Bob, who isn’t being tracked by Facebook’s pixel, scrolls through his Facebook feed, see’s your property’s ad, watches half of the video, likes the post, and clicks on the video ad. All of this information up to this point is still going to be tracked by Facebook in your Ads Manager because it is happening on Facebook. Once Bob leaves Facebook and arrives at your website, he may scroll around, view a particular floor plan, and click on some tabs. This information will no longer be tracked in your Ads Manager because Facebook does not have Bob’s permission to use its Pixel to collect his data.

If Susie, who allowed her activity to be tracked, goes through the same experience, all of her activity within Facebook will be tracked just like Bob’s. However, once Susie makes it to your website (with a verified domain) and starts to complete various actions, the event pixel will fire for each conversion event that has been set up as she completes each action.
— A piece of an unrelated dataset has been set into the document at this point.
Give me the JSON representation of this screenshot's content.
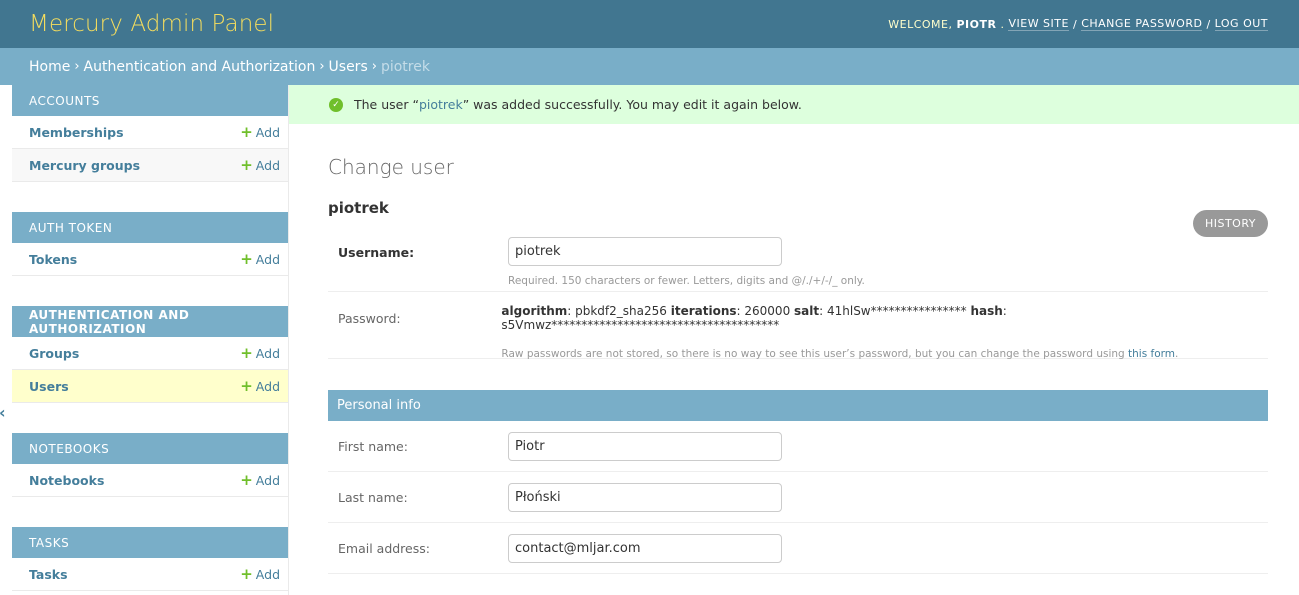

Keep in mind though that only the highest-prioritized conversion event Susie completes will be tied to her as a user. Let’s say that Susie views some content featured on the home page, checks out the Contact Us section, and then clicks through the Schedule tab to set up a tour, only the “Schedule” event will be tracked in your Ads Manager because Facebook will only track the event closest to the top of your priority list, using the list above for our example.

Facebook has been warning advertisers of these changes for most of 2021, but we are yet to see full-enforcement of the new policies just yet, though they should be coming very soon. That being said, now is the time for digital advertisers to create their prioritization lists to allow for a smooth transition to Facebook’s eight-event tracking system. This is especially important for campaigns optimizing for “custom conversions” to prevent any sort of interruption in ad delivery.

We Know, It’s a Lot

Life in the digital marketing world is ever-changing and can be confusing. If you need any help or guidance on how to navigate changes to Facebook Ads, Agency FIFTY3 has the experts. We would be happy to be your guide and work with you to ensure that your social media ads are effective, compliant, and driving quality results.